= What to produce =
Whenever a line contains the string "JSON", copy it out of the entries.

= Records for this exercise =

· · · · ·

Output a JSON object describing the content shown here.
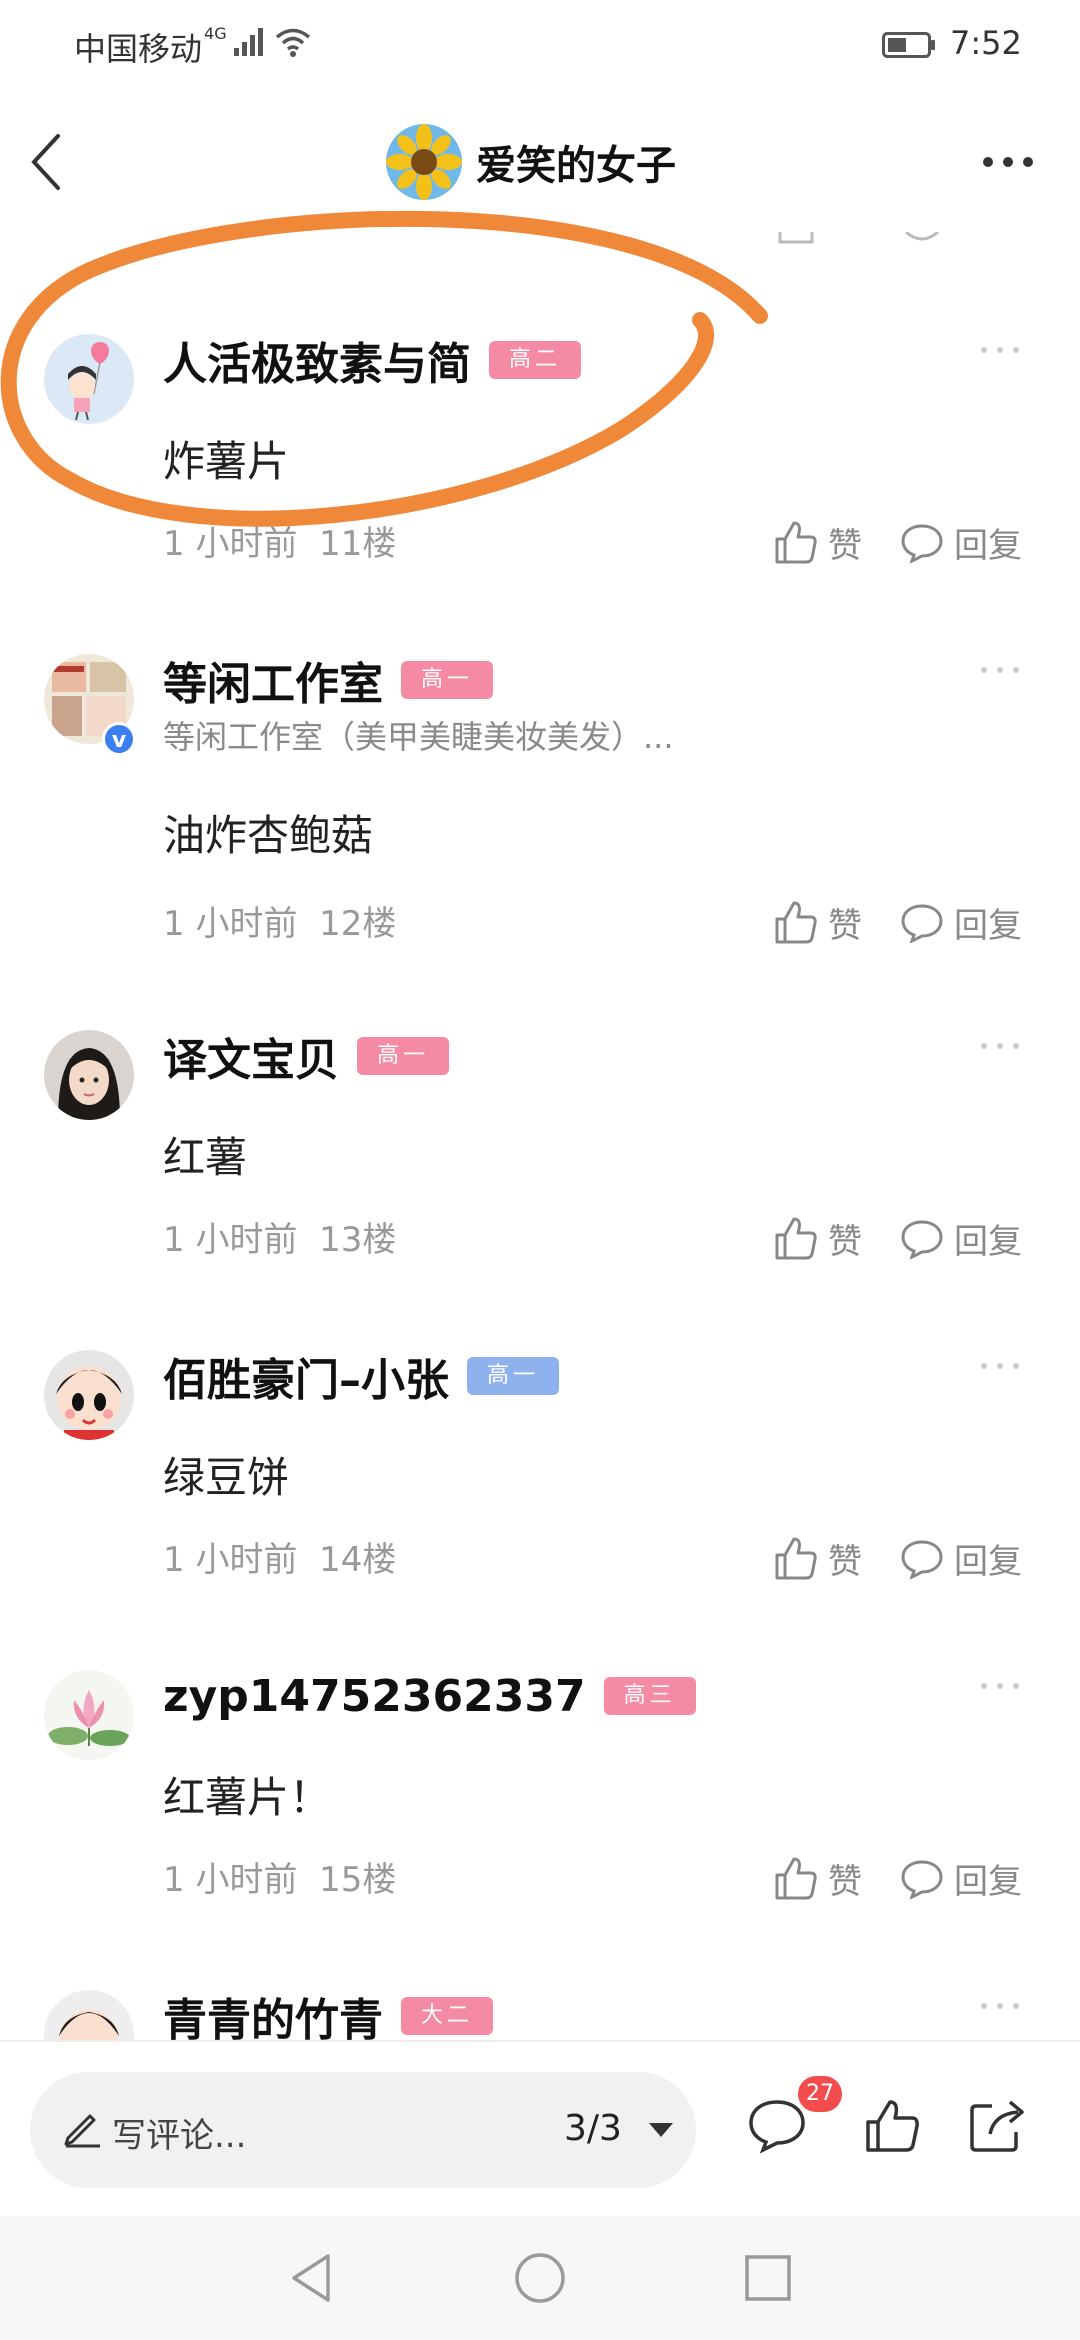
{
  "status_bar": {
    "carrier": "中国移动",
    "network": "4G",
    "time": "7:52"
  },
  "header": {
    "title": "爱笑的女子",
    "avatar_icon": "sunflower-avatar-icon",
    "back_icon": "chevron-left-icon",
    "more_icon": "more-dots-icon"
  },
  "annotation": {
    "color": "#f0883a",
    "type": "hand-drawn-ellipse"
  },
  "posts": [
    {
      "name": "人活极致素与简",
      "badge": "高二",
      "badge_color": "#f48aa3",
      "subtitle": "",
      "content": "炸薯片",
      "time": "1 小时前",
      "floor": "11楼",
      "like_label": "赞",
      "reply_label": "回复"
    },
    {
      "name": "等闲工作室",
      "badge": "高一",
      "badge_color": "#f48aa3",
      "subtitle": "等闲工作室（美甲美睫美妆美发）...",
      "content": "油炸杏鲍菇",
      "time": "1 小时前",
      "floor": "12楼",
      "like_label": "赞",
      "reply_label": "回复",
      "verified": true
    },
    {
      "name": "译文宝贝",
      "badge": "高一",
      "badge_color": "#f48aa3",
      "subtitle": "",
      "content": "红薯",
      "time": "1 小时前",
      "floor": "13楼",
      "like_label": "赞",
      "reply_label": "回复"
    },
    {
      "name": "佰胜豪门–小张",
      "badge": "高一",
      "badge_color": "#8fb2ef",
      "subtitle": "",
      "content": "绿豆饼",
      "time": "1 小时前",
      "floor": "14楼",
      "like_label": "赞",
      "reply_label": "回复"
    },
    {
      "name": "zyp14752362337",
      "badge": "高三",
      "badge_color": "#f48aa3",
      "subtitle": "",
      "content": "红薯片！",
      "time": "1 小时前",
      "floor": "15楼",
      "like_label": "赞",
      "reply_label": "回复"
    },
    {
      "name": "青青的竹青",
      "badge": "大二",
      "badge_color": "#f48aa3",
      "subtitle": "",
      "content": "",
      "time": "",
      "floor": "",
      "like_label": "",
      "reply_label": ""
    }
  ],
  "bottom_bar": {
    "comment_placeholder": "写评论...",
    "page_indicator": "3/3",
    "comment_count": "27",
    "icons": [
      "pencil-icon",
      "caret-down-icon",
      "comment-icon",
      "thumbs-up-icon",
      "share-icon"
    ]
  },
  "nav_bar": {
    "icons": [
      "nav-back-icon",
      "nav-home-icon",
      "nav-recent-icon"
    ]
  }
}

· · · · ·

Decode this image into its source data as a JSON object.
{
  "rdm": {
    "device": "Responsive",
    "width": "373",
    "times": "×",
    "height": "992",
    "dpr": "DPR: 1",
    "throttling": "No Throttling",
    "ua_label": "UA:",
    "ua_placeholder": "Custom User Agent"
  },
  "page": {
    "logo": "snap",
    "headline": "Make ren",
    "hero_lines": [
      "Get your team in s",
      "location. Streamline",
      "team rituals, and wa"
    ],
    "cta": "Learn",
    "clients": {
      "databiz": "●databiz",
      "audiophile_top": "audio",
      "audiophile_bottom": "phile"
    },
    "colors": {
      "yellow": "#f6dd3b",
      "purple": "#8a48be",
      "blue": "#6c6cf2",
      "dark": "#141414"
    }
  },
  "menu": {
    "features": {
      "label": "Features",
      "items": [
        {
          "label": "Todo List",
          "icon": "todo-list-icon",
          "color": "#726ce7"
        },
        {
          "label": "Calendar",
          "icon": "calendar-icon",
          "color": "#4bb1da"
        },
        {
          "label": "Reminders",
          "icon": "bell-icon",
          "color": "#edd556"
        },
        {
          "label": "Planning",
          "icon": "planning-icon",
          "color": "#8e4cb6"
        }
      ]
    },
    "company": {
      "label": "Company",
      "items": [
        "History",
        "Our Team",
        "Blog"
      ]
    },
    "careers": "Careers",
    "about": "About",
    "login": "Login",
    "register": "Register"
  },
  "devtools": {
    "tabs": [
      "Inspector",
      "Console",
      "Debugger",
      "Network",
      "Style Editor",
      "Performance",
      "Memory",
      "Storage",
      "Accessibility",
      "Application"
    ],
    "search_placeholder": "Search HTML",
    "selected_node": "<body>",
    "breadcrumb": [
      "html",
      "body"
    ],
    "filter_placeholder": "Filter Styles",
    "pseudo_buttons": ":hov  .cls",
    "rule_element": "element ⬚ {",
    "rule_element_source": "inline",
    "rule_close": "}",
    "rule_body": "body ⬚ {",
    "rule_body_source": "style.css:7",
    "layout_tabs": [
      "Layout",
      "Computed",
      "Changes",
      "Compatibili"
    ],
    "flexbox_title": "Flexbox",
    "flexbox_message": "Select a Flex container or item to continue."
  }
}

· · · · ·

= Exercise answer =
Output a JSON object describing the content shown here.
Decode this image into its source data as a JSON object.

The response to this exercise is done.